Here’s a problem I see a lot. There’s an issue, in this case countries in the EU not recycling enough rubbish, so the EU decide to drive the right behaviour. They have done this by targeting countries to recycle 50% of their waste by 2013. All good stuff. But what has happened? The quality of the recycled material is proving to be so poor that it’s being rejected by some of the downstream customers (in this case the paper mills). It seems that no-one had sat down and tried to think through the most stupid behaviours possible to make the measure go the right way (recycled volume) whilst not achieving the underlying objective (effective recovery of energy and materials from the waste stream). Here’s the original article.
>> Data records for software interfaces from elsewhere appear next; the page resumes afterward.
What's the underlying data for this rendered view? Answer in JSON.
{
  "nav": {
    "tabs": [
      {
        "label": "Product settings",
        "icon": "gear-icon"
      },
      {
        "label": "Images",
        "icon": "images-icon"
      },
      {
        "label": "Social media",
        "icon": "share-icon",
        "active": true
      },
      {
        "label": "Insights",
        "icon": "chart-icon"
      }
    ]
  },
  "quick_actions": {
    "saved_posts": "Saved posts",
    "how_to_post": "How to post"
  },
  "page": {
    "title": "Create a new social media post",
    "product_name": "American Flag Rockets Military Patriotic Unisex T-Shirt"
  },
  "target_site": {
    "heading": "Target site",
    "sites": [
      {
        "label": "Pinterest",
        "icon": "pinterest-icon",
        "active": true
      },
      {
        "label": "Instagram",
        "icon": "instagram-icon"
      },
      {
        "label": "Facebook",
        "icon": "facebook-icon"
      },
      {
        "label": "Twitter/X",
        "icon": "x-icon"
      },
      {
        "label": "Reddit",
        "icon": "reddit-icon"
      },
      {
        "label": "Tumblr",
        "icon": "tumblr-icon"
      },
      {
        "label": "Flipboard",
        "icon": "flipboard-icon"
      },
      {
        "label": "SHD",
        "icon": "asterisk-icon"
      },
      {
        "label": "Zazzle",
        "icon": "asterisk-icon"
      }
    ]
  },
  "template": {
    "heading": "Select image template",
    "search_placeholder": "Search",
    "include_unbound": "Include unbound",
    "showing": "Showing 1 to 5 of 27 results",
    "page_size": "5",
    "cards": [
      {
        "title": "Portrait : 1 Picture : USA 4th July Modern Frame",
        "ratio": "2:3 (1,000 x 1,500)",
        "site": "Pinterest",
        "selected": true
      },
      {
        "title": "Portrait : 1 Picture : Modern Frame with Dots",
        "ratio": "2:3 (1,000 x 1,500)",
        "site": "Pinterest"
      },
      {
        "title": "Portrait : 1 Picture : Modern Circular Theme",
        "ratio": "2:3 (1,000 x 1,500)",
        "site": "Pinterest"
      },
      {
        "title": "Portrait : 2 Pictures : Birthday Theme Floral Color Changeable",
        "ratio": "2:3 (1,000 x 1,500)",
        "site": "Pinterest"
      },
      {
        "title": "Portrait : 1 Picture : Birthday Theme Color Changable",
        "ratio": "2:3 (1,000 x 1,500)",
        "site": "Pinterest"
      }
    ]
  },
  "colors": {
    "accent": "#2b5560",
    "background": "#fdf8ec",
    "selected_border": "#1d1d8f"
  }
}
How do we avoid faulty or partial measures like this? I think you need a few good representatives of the people (or group) being measured. They need to be in a relaxed situation, where there’s no repercussions from being honest. Then you simply ask them “What’s the most stupid thing someone could do to make this measure “go in the right direction” whilst defeating the purpose of the measure?”. My experience is that people are great at this (if they are close to what is being measured) and it also builds buy-in to the new measures as a happy side-effect.